### Work to be completed
The answer must be an exact reprint of the lines from the one with "What's the underlying" through the final line of the data, with no pictures included.
[[ Materials provided, beginning ]]
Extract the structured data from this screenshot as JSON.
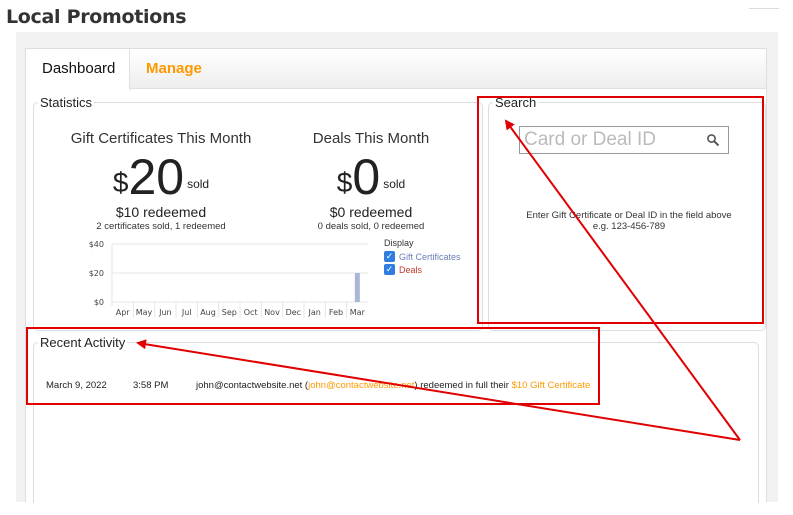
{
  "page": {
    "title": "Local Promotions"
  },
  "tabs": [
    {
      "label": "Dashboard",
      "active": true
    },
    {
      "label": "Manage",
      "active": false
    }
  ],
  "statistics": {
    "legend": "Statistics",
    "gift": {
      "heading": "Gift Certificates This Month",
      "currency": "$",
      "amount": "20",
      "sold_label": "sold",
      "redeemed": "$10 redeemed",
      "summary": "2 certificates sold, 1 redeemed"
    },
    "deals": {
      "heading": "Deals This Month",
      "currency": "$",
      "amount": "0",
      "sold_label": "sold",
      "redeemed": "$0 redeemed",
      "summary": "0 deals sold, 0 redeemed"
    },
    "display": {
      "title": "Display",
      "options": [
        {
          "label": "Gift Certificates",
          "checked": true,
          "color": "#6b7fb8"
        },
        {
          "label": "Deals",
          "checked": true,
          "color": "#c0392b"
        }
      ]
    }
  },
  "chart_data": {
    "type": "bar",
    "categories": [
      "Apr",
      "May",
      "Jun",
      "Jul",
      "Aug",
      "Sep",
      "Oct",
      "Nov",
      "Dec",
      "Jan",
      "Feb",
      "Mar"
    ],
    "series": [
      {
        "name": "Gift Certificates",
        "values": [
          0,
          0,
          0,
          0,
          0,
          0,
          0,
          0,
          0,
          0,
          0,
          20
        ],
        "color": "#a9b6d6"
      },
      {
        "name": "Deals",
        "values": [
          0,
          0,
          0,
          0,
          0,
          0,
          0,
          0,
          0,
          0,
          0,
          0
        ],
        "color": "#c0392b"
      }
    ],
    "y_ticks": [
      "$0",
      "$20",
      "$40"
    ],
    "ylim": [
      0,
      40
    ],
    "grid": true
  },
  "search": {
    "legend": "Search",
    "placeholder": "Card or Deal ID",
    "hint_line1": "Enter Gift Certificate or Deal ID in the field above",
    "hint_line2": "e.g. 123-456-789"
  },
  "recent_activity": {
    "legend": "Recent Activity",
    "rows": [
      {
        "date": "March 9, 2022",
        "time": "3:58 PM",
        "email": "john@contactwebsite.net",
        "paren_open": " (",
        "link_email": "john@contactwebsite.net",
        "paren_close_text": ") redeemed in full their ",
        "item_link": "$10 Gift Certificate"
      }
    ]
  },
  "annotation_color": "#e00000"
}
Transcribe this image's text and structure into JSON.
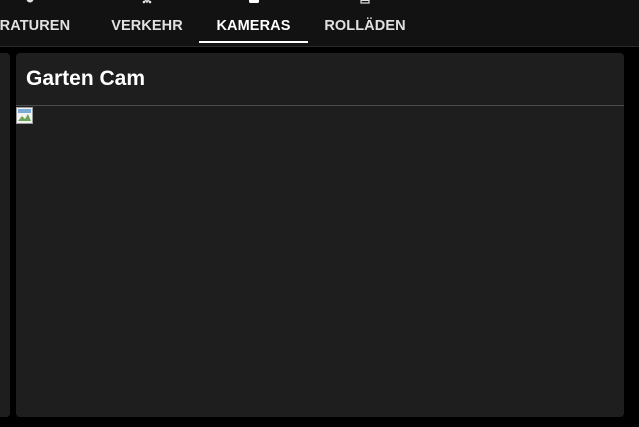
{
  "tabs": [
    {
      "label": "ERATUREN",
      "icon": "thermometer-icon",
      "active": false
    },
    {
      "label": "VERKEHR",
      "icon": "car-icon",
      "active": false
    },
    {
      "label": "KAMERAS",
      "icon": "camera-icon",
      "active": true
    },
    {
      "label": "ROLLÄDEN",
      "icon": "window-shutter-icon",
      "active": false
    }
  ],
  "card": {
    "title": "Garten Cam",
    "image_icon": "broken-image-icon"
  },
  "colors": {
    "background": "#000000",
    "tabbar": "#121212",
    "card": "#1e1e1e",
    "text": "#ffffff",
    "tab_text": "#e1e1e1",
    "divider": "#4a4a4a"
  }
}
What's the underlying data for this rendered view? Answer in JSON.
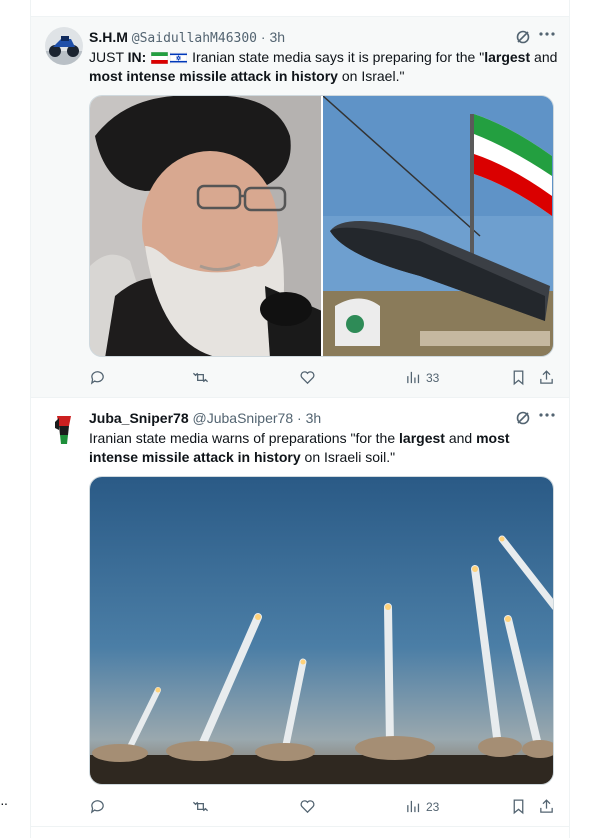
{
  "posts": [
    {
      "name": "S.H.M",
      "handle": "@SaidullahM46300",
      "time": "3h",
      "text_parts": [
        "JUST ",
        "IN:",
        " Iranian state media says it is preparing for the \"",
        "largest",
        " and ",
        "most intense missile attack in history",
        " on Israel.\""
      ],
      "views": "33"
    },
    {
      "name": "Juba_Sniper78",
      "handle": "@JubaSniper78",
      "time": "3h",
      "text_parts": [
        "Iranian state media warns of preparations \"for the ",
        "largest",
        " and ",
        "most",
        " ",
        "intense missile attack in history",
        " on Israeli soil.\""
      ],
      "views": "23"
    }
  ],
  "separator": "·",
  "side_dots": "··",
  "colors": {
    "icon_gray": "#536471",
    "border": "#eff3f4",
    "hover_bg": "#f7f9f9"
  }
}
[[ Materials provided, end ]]
### Result below
What's the underlying data for this rendered view? Answer in JSON.
{
  "posts": [
    {
      "name": "S.H.M",
      "handle": "@SaidullahM46300",
      "time": "3h",
      "text_parts": [
        "JUST ",
        "IN:",
        " Iranian state media says it is preparing for the \"",
        "largest",
        " and ",
        "most intense missile attack in history",
        " on Israel.\""
      ],
      "views": "33"
    },
    {
      "name": "Juba_Sniper78",
      "handle": "@JubaSniper78",
      "time": "3h",
      "text_parts": [
        "Iranian state media warns of preparations \"for the ",
        "largest",
        " and ",
        "most",
        " ",
        "intense missile attack in history",
        " on Israeli soil.\""
      ],
      "views": "23"
    }
  ],
  "separator": "·",
  "side_dots": "··",
  "colors": {
    "icon_gray": "#536471",
    "border": "#eff3f4",
    "hover_bg": "#f7f9f9"
  }
}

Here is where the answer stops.